None of us looks forward to dying, so on many levels we could understand his dread.  As he weakened and the end was coming nearer, he still seemed to struggle more and more with his uncertainties.  Finally one evening my brother John spent some time alone with Dad, talking to Dad about what was on his heart.  It was during this conversation that John was able to gently lead Dad to really express his concerns about dying.  One of Dad’s biggest issues was that he wondered what he would say to Jesus when he first saw Him.  We all just smiled and shook our heads when we heard that.  There he was again, not worried about his own pain but instead concerned about what he would say to his Lord.  And how like Dad that was!  He was always the ultimate planner and organizer, so for him to face this uncertain encounter with no plan or idea of what it would be like was very hard for him to handle.  Plus it very much showed his humility as he felt completely unworthy to stand before Jesus. 
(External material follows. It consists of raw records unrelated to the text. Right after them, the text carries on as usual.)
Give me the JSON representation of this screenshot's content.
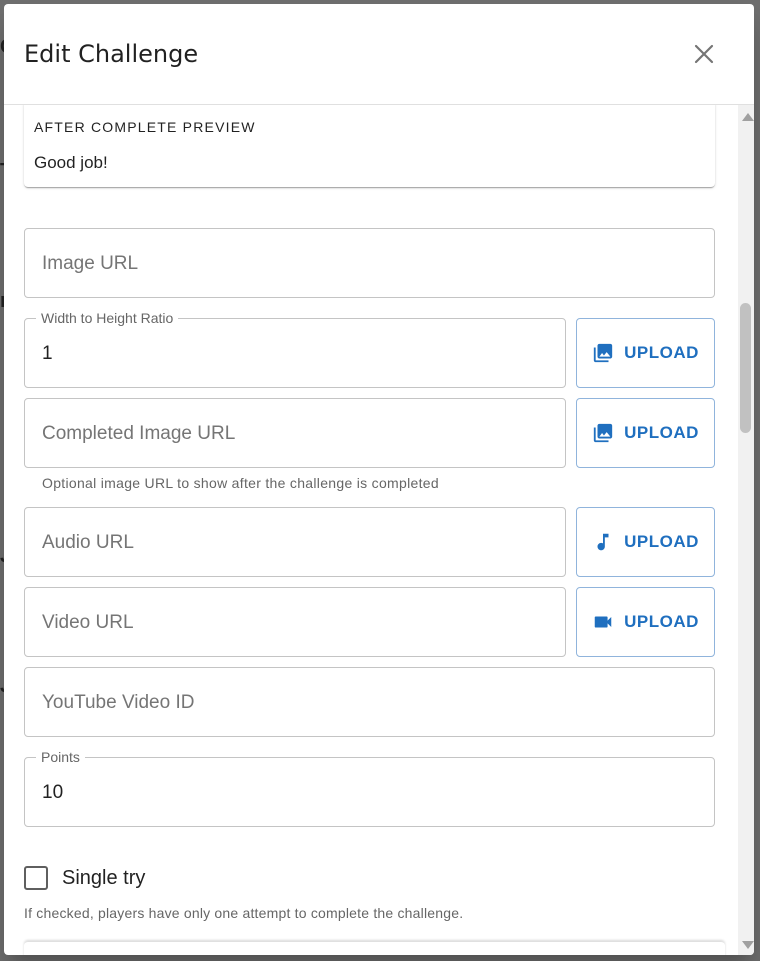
{
  "dialog": {
    "title": "Edit Challenge",
    "close_icon": "close-icon"
  },
  "preview": {
    "label": "AFTER COMPLETE PREVIEW",
    "text": "Good job!"
  },
  "fields": {
    "image_url": {
      "placeholder": "Image URL",
      "value": ""
    },
    "ratio": {
      "label": "Width to Height Ratio",
      "value": "1"
    },
    "completed_image_url": {
      "placeholder": "Completed Image URL",
      "value": "",
      "helper": "Optional image URL to show after the challenge is completed"
    },
    "audio_url": {
      "placeholder": "Audio URL",
      "value": ""
    },
    "video_url": {
      "placeholder": "Video URL",
      "value": ""
    },
    "youtube_id": {
      "placeholder": "YouTube Video ID",
      "value": ""
    },
    "points": {
      "label": "Points",
      "value": "10"
    }
  },
  "upload": {
    "label": "UPLOAD",
    "image_icon": "image-icon",
    "audio_icon": "music-note-icon",
    "video_icon": "videocam-icon"
  },
  "single_try": {
    "label": "Single try",
    "checked": false,
    "helper": "If checked, players have only one attempt to complete the challenge."
  },
  "colors": {
    "primary": "#1f6fbf",
    "outline": "#c4c4c4",
    "upload_outline": "#90b4dc"
  }
}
Something else that was heavy on my Dad’s heart was the fact that he would be leaving my mother.  They had been inseparable during the 22 years of retirement they had enjoyed together.  Then when dad was put in a hospital bed, Mom slept in their bed right beside him and they held hands through the rails.  Dad knew that Mom was really showing the signs of Alzheimer’s in ways that we hadn’t seen.  He kept trying to find ways to tell us about it without Mom hearing him because he was so worried about what she would do when he was gone, and he wouldn’t be there to help her.  Part of his letting go was hearing our words of assurance that Mom would be cared for and that he didn’t need to worry about her.
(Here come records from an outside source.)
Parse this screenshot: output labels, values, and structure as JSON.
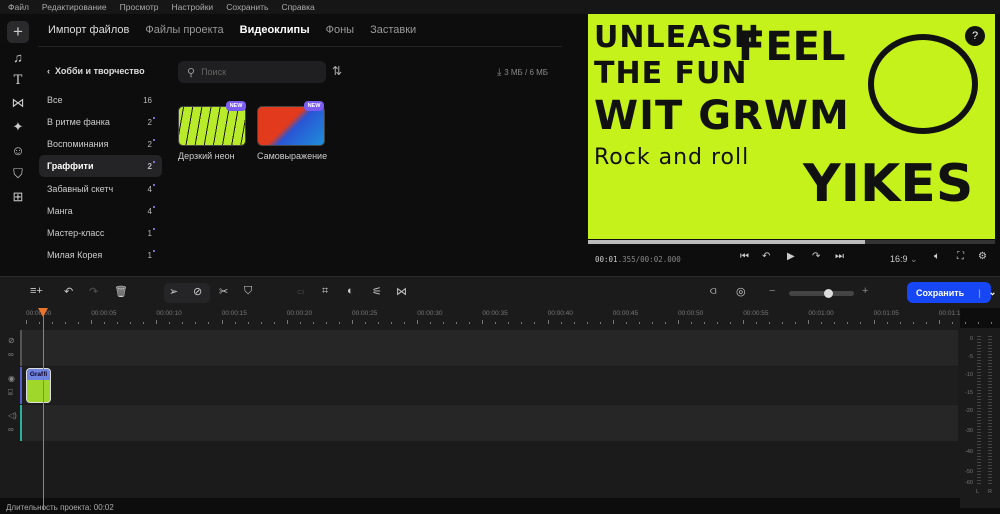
{
  "menu": [
    "Файл",
    "Редактирование",
    "Просмотр",
    "Настройки",
    "Сохранить",
    "Справка"
  ],
  "tabs": [
    "Импорт файлов",
    "Файлы проекта",
    "Видеоклипы",
    "Фоны",
    "Заставки"
  ],
  "category_title": "Хобби и творчество",
  "categories": [
    {
      "label": "Все",
      "count": "16"
    },
    {
      "label": "В ритме фанка",
      "count": "2"
    },
    {
      "label": "Воспоминания",
      "count": "2"
    },
    {
      "label": "Граффити",
      "count": "2"
    },
    {
      "label": "Забавный скетч",
      "count": "4"
    },
    {
      "label": "Манга",
      "count": "4"
    },
    {
      "label": "Мастер-класс",
      "count": "1"
    },
    {
      "label": "Милая Корея",
      "count": "1"
    }
  ],
  "search": {
    "placeholder": "Поиск"
  },
  "storage": "3 МБ / 6 МБ",
  "clips": [
    {
      "label": "Дерзкий неон",
      "badge": "NEW"
    },
    {
      "label": "Самовыражение",
      "badge": "NEW"
    }
  ],
  "preview": {
    "graffiti_text": [
      "UNLEASH",
      "THE FUN",
      "WIT GRWM",
      "Rock and roll",
      "FEEL",
      "YIKES"
    ],
    "progress": 0.68,
    "time_current": "00:01",
    "time_ms": ".355",
    "time_total": "/00:02.000",
    "aspect": "16:9"
  },
  "save": {
    "label": "Сохранить"
  },
  "ruler": [
    "00:00:00",
    "00:00:05",
    "00:00:10",
    "00:00:15",
    "00:00:20",
    "00:00:25",
    "00:00:30",
    "00:00:35",
    "00:00:40",
    "00:00:45",
    "00:00:50",
    "00:00:55",
    "00:01:00",
    "00:01:05",
    "00:01:1"
  ],
  "clip_label": "Graffi",
  "meter": {
    "levels": [
      "0",
      "-5",
      "-10",
      "-15",
      "-20",
      "-30",
      "-40",
      "-50",
      "-60"
    ],
    "channels": [
      "L",
      "R"
    ]
  },
  "status": "Длительность проекта: 00:02",
  "colors": {
    "accent": "#1747f5",
    "playhead": "#e8752a",
    "badge": "#7a5cf0"
  }
}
But it wasn’t just that Dad was burdened about leaving Mom alone.  It was also that he was very concerned, almost fearful, of him being without her in heaven.  He was so close to her, so dependent on her in many ways, that the thought of being without her……even in heaven…..was nearly unbearable to him.  So on the night that John talked to Dad, he told Dad to remember that God said a thousand years to Him is but a day.  John said, “Dad, I really believe that when you go to heaven it’s going to be like you blink a couple times and then Mom will be right there with you.”

I don’t know that anything comforted Dad more than those words and that thought.  Later that night, as Mom and I sat with him in their family room, he very softly and slowly shared that thought with us…..and he sweetly smiled as he said it.  His soft, gentle smile….full of the hope that the separation from his Beth wouldn’t be so long after all.  We all know it was that night when Dad felt released to go on to heaven.  He knew that everything would be all right, and that Mom would join him in the blink of an eye.  Several days later he left this earth for heaven.
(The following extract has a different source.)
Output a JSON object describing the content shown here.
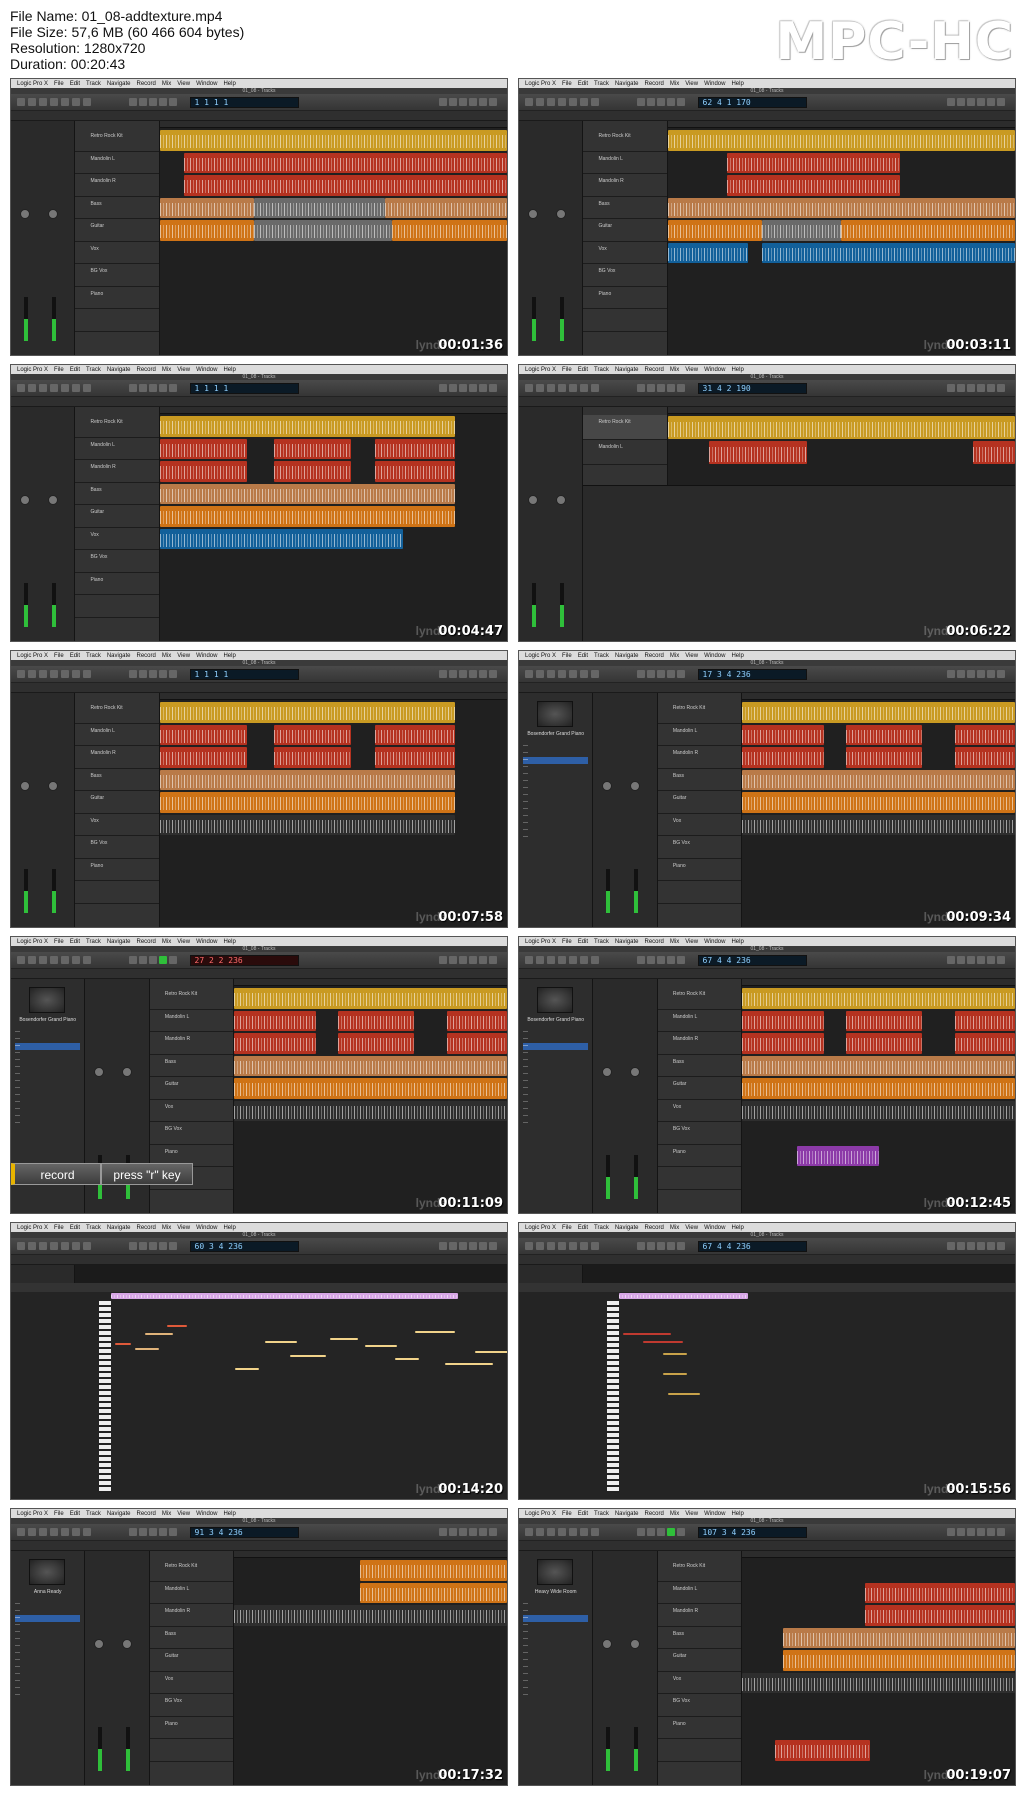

I’m thinking of my Dad today, and definitely my mom, for another very special reason.  Today my mother also left this earth for heaven.  She and Dad are finally together, whole and healthy at last!  I can’t imagine the joy they’re both experiencing right now to be with Jesus, and to be together for eternity.  Jan told me that Mom opened her eyes, eyes that had been shut for days.  It was as if she saw something.  Then she closed her mouth, closed her eyes, and was gone.  Did she see heaven?  Did she see Dad, grinning from ear to ear?  Did she see her Savior?  What precious and awesome thoughts those are!   

So while we cry at having to say goodbye to our last parent, we can’t help but smile and be so happy for her and for Dad.  Oh my goodness, I would love to have seen that reunion!  Someday we’ll join them there, and we’ll have so much joy and so much fun.  But until then, while we will sometimes weep and we will often miss them both, we can smile at God’s sweet goodness and rejoice over the certain hope we have of life together in heaven.  
 

Hey Mom, you and Dad have a great time up there! 

When we all get there, I do hope the Lord lets us sing “Oh, It Rained, Rained, Rained” again, just to torment dad. 

We’ll all see you in a couple blinks of an eye.